Yellow or green phlegm is usually a sign of an infection. You'll need to see your doctor to determine the exact type of infection (bacterial or viral) your body is fighting. Once diagnosed, your doctor can prescribe antibiotics for a bacterial infection or recommend you rest and hydrate to help recover from a virus.
Pink or Red Phlegm
You should tell your doctor immediately if you're coughing up pink or red mucus. It could be a sign of an infection or a serious condition like cancer or heart failure.
Grey or Black Phlegm
Dark mucus that's grey or black could be a result of working in a smoky environment or if you're a heavy smoker.
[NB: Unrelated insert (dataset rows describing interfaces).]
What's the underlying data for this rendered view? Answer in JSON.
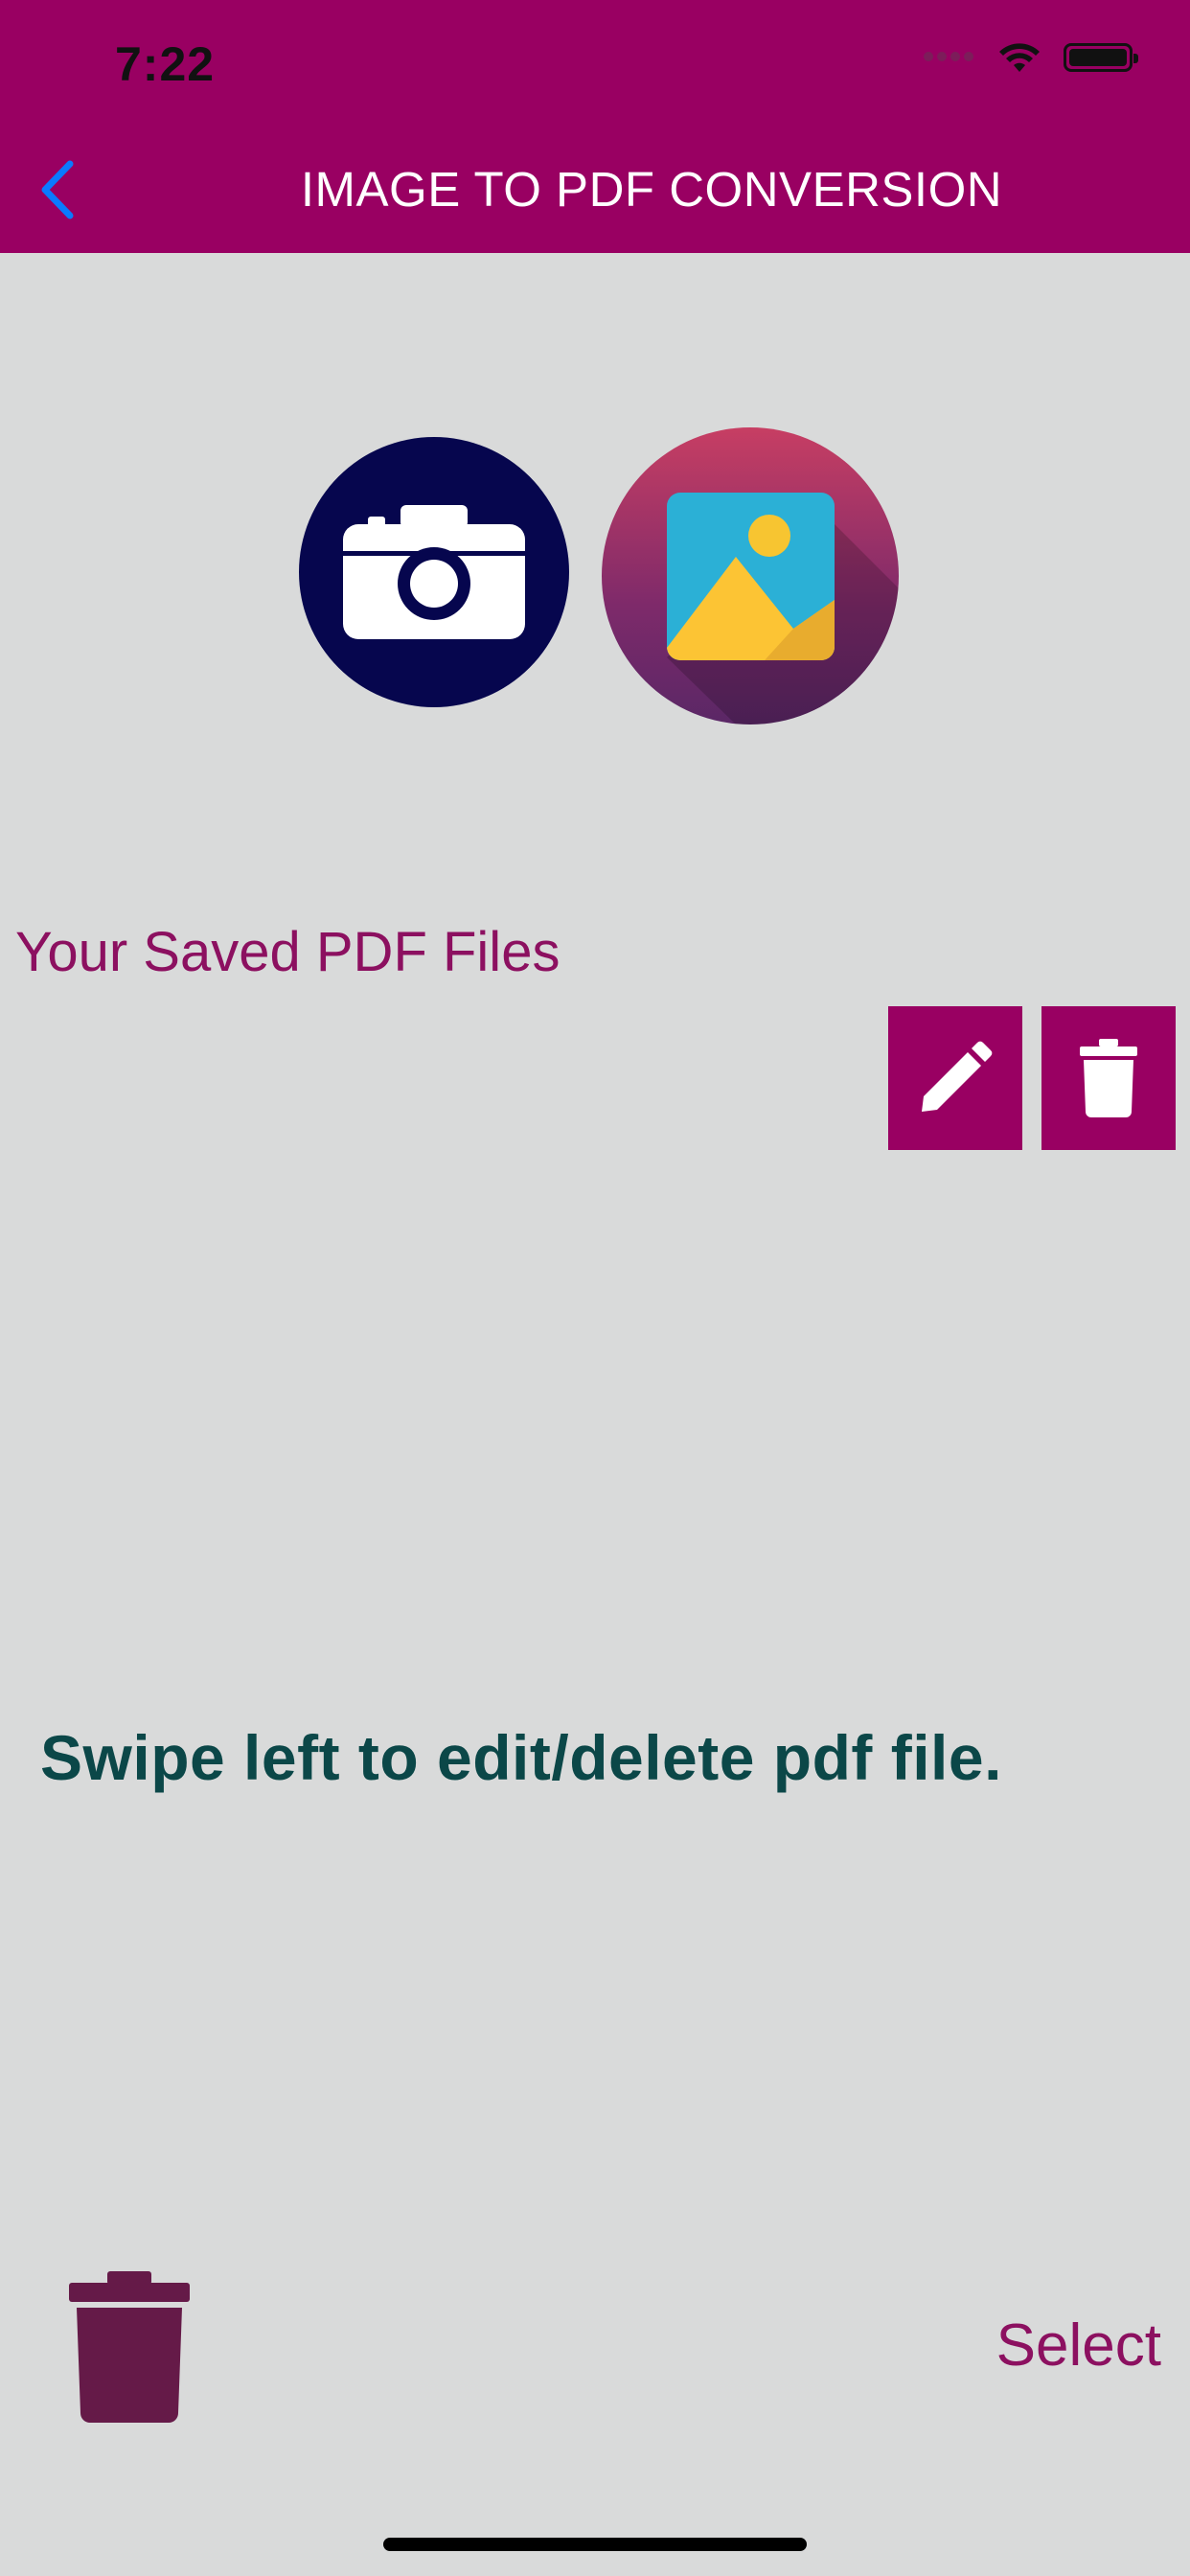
{
  "status_bar": {
    "time": "7:22"
  },
  "header": {
    "title": "IMAGE TO PDF CONVERSION",
    "back_icon": "chevron-left-icon"
  },
  "sources": {
    "camera_icon": "camera-icon",
    "gallery_icon": "image-icon"
  },
  "saved_section": {
    "title": "Your Saved PDF Files",
    "edit_icon": "pencil-icon",
    "delete_icon": "trash-icon"
  },
  "hint": {
    "text": "Swipe left to edit/delete pdf file."
  },
  "bottom_bar": {
    "delete_all_icon": "trash-icon",
    "select_label": "Select"
  },
  "colors": {
    "header": "#990062",
    "accent": "#8c1060",
    "background": "#d9dada",
    "hint_text": "#0b4748",
    "back_icon": "#0a7aff"
  }
}
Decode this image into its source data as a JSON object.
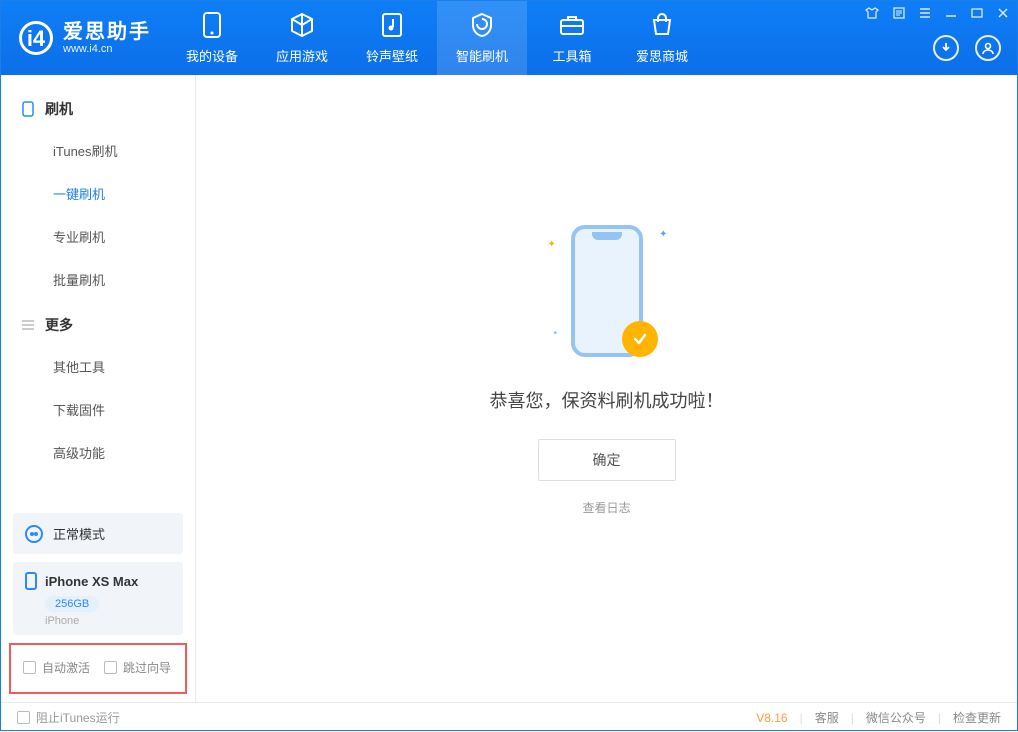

Inhaling a lot of smoke can cause inflammation and produce dark-colored phlegm.
Brown mucus can come from environmental factors like breathing in dirt or coal, but it can also be a sign of chronic lung disease. The phlegm turns brown because of blood and inflammation in the lungs. This should be discussed with your doctor for diagnosis and treatment.
When to See a Doctor About Coughing Up White Mucus
Coughing is a normal response to excess mucus in the respiratory system, and it's an important reflex to get rid of allergens and pollutants from the lungs. But a persistent cough, and ongoing production of excessive mucus, should be evaluated by your doctor.
"For most people, you should consider seeing a physician if your symptoms do not improve after seven to 10 days, or if they continue to worsen over the course of a week," Dr. Mathis says.
"If you have any underlying lung conditions like asthma or COPD, you should see your doctor if symptoms do not improve within five days," he adds.
- Respiratory Care: Sputum Color: Potential Implications for Clinical Practice
- BMJ Open Respiratory Research: Sputum Colour Can Identify Patients with Neutrophilic Inflammation in Asthma
- Merck Manual: Acute Bronchitis
- Respiratory Medicine: Sputum Color as a Marker of Acute Bacterial Exacerbations of Chronic Obstructive Pulmonary Disease
- Scandanavian Journal of Primary Health Care: Sputum Colour for Diagnosis of a Bacterial Infection in Patients With Acute Cough
- Cough and Sputum Production. In: Clinical Methods: The History, Physical, and Laboratory Examinations. 3rd edition;
- Asthma and Allergy Foundation of America: "Nasal Allergies (Rhinitis)"
- Cleveland Clinic: "Asthma"
- Mayo Clinic: "Dehydration"
- Centers for Disease Control and Prevention: "Chronic Obstructive Pulmonary Disease (COPD)"
- Mayo Clinic: "COPD"
- Johns Hopkins Medicine: "Gastroesophageal Reflux Disease (GERD)"
- Mayo Clinic: "Gastroesophageal reflux disease (GERD)"
- Cleveland Clinic: "Pulmonary Edema"
- Centers for Disease Control and Prevention: "Heart Failure"
- American Heart Association: "Heart Failure Signs and Symptoms"
- National Institutes of Health: "Marvels of Mucus and Phlegm"
- The Ohio State University Wexner Medical Center: "What Does the Color of Phlegm Mean?"
- Children's Hospital of Philadelphia: "Vaporizer or Humidifier: Which Is Best?"
- Harvard Health Publishing: Don't Judge Your Mucus by its Color
Is this an emergency? If you are experiencing serious medical symptoms, please see the National Library of Medicine’s list of signs you need emergency medical attention or call 911.